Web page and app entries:

========================

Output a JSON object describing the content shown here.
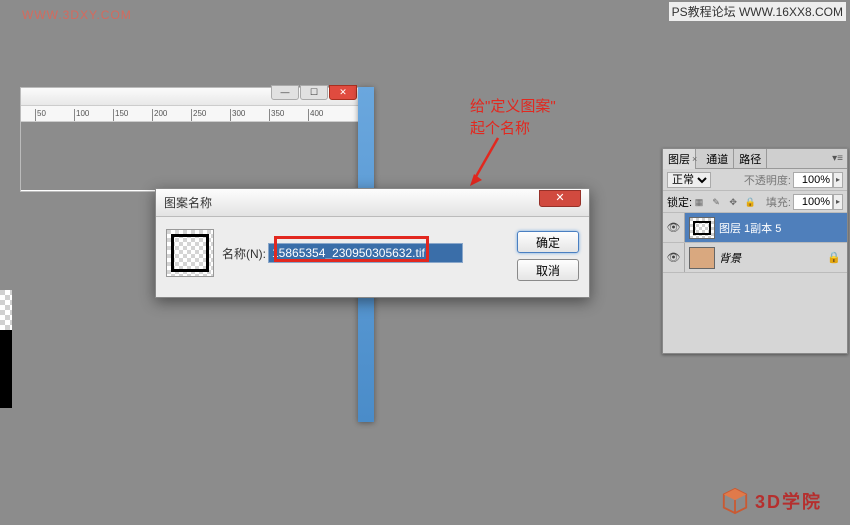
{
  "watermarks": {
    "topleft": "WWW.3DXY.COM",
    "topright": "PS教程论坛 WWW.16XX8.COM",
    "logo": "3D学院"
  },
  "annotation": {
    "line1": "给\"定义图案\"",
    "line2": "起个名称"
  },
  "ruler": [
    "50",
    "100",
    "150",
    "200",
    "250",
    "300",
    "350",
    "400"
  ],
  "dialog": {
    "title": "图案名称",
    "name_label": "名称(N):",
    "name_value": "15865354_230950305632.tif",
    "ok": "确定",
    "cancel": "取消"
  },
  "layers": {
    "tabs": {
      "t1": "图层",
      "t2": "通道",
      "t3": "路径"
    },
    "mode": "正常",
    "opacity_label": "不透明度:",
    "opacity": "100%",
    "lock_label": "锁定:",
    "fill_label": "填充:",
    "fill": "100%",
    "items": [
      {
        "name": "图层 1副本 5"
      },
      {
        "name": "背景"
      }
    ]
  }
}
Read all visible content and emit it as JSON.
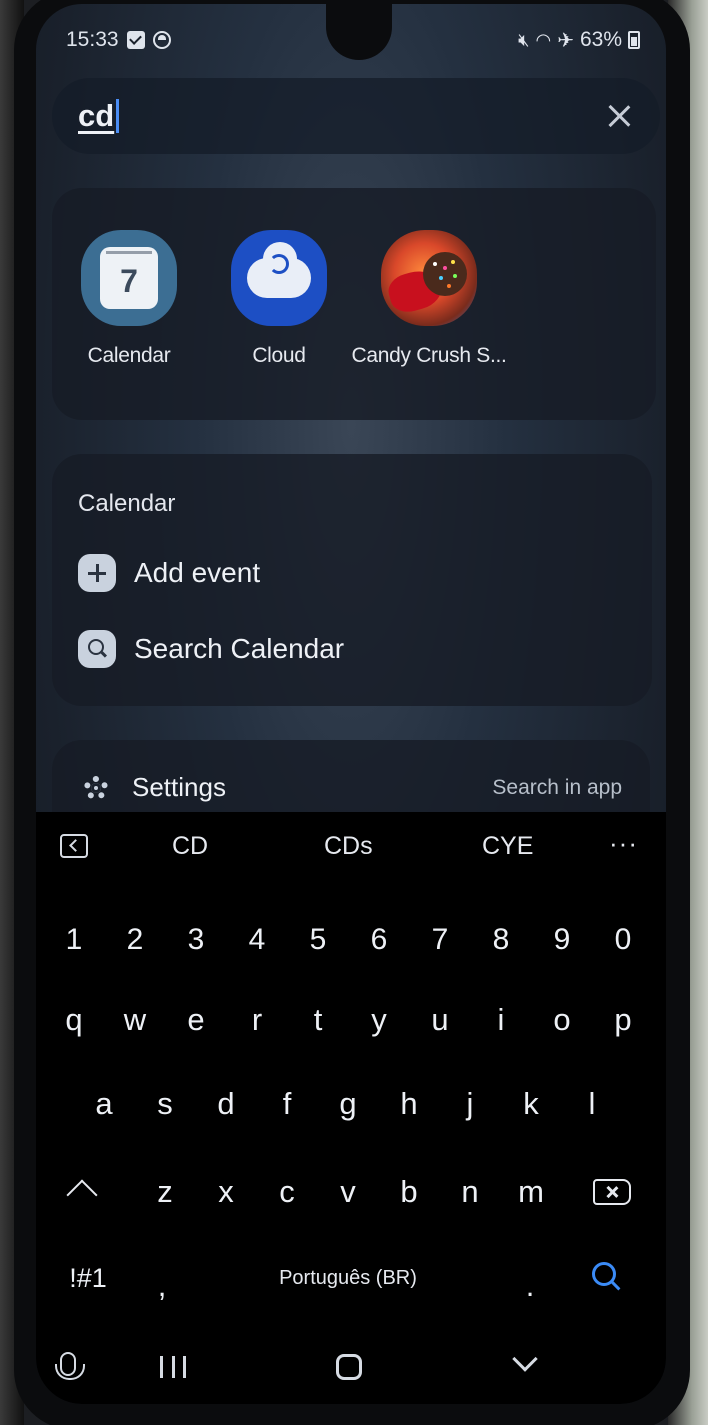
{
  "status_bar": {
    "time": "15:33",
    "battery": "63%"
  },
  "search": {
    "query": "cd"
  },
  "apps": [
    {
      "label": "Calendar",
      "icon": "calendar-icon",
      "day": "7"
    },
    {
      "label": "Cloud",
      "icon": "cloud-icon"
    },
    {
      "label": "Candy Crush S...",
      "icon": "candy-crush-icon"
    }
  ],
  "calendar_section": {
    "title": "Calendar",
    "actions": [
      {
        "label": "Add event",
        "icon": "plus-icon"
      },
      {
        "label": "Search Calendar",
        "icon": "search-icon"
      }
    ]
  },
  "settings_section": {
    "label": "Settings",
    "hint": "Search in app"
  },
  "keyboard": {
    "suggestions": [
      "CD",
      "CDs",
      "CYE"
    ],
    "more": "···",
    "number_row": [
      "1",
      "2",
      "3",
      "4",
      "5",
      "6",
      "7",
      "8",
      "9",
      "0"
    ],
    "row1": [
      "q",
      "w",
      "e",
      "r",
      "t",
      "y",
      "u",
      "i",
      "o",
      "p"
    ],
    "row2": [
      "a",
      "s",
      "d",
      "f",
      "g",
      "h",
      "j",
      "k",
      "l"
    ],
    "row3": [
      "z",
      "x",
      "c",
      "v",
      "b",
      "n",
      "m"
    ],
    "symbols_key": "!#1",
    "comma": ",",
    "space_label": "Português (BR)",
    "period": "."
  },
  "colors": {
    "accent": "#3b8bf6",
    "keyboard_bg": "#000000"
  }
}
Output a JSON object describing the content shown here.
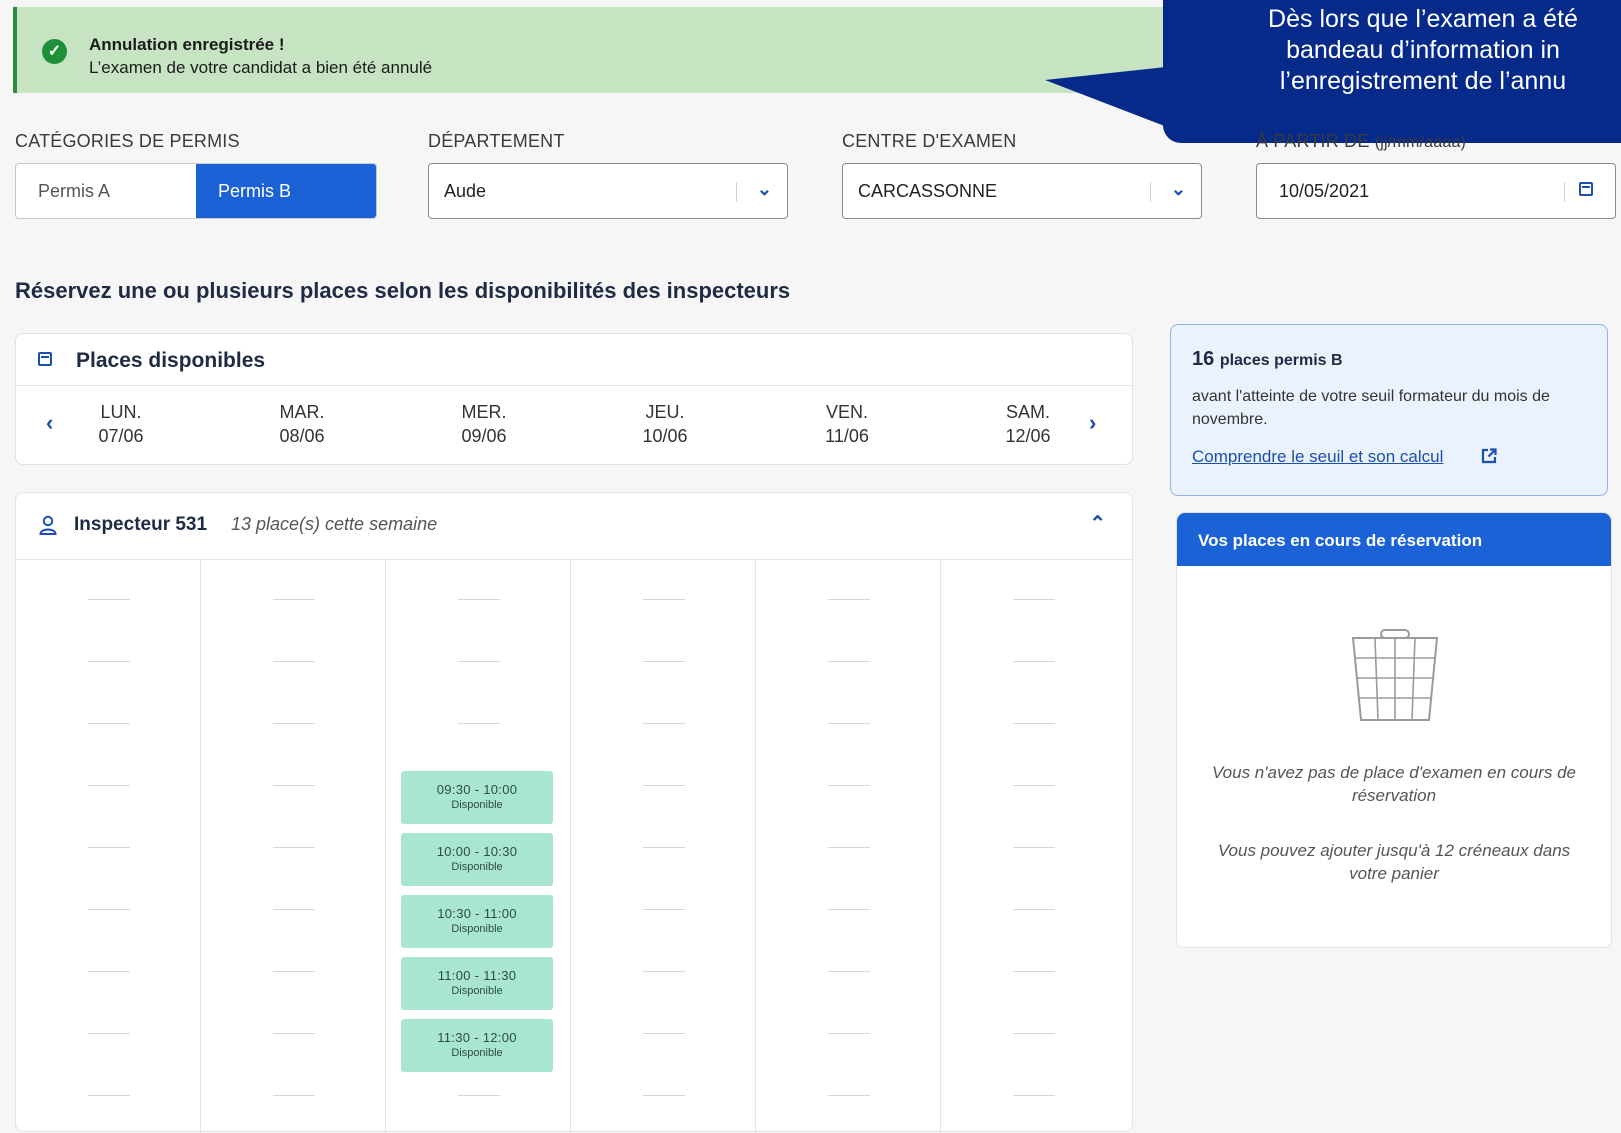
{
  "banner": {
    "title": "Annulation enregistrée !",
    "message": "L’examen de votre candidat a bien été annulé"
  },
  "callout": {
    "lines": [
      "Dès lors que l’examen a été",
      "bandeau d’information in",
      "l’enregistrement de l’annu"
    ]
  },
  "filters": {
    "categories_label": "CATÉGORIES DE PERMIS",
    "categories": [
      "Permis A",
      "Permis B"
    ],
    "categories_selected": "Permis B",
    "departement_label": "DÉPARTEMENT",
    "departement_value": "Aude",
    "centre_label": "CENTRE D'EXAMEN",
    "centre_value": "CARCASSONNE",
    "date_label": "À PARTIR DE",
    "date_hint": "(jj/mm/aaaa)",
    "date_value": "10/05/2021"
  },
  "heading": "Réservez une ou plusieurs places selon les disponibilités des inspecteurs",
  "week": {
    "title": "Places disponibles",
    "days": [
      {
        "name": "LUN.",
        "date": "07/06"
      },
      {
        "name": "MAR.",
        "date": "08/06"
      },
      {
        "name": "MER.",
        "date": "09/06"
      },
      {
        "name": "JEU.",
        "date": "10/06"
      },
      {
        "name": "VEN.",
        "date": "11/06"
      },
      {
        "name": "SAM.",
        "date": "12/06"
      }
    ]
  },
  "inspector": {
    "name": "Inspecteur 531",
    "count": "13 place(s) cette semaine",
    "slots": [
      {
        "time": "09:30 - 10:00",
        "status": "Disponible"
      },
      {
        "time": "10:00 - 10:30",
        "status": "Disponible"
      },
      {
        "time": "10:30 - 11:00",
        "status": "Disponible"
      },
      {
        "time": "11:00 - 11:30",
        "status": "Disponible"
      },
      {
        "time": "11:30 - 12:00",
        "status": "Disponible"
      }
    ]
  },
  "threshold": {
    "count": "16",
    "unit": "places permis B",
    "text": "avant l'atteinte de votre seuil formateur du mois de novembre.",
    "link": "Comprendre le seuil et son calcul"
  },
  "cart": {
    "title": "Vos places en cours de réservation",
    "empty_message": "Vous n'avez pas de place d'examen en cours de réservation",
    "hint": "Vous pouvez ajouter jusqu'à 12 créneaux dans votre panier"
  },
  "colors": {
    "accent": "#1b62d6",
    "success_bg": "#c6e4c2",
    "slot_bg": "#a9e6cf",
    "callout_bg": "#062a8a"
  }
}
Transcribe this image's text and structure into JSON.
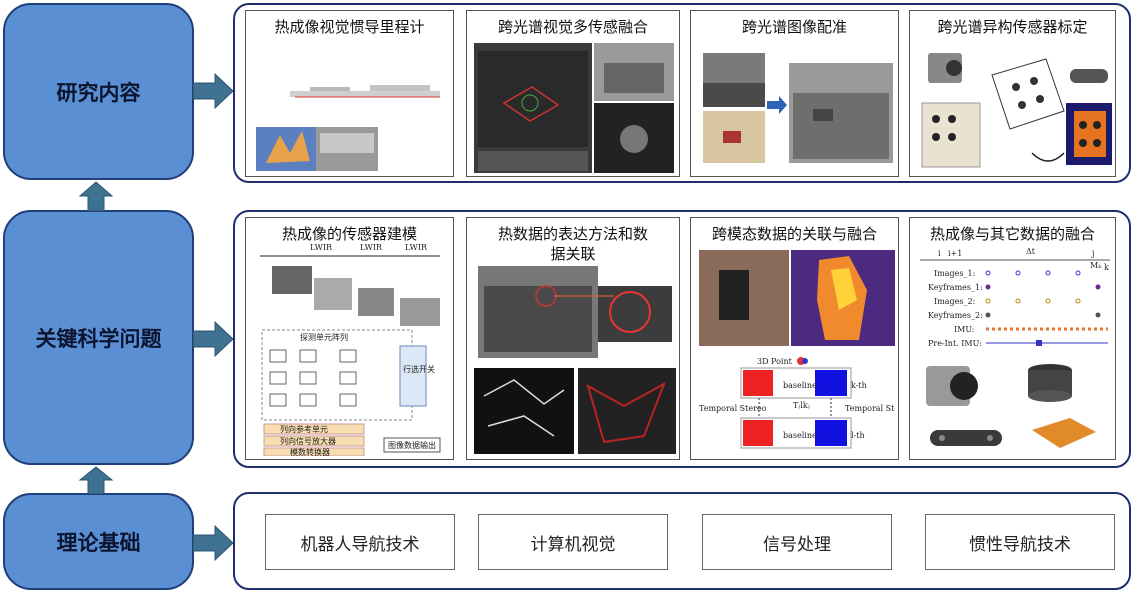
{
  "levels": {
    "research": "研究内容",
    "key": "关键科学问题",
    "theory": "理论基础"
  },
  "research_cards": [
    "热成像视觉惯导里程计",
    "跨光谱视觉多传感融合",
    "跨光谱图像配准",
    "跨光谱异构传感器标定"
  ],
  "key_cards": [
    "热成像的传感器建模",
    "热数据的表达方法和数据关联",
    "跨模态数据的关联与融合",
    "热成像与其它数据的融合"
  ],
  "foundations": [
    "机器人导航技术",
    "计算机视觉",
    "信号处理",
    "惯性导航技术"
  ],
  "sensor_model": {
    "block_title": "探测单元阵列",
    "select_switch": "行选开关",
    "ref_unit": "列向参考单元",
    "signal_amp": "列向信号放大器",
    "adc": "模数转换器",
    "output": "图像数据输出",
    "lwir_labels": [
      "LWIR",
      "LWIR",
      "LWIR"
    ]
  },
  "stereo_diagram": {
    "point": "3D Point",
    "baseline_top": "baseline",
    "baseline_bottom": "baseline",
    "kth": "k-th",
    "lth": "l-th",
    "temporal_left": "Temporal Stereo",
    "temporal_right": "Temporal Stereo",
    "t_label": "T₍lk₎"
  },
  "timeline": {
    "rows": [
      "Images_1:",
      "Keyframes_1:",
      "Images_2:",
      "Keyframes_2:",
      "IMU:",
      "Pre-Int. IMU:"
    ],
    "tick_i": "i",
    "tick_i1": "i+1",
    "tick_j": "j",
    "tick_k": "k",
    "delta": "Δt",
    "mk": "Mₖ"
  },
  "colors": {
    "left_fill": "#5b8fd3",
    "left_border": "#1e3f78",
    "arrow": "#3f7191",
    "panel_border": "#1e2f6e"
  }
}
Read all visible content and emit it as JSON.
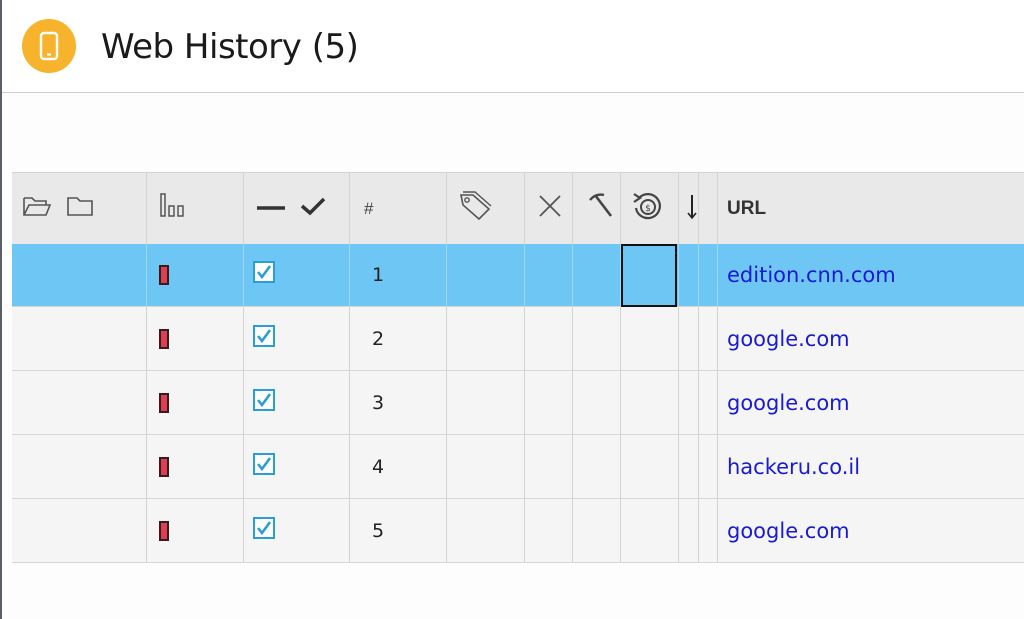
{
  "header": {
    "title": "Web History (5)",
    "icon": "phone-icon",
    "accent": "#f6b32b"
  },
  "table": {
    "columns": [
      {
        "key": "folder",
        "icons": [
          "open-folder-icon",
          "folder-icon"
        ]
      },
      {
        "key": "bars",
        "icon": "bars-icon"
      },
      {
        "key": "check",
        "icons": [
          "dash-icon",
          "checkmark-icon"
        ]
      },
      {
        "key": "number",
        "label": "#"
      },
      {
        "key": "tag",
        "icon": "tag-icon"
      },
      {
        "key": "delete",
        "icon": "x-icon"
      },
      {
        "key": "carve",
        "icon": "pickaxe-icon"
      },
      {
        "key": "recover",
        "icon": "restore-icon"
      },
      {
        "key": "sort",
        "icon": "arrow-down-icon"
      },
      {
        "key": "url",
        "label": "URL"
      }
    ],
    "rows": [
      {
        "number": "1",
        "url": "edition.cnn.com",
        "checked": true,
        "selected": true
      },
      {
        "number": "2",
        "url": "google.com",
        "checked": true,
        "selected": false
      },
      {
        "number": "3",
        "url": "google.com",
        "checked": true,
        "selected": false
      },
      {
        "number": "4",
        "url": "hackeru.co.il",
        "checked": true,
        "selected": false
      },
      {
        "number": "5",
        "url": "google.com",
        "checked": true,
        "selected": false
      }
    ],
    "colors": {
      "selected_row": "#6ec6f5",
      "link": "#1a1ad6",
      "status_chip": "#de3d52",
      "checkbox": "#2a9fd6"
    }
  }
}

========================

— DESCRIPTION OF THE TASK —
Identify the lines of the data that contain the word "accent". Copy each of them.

— EXERCISE OUTPUT —
    "accent": "#3b8bf6",
    "accent": "#1b62d6",
    "accent": "#f6b32b"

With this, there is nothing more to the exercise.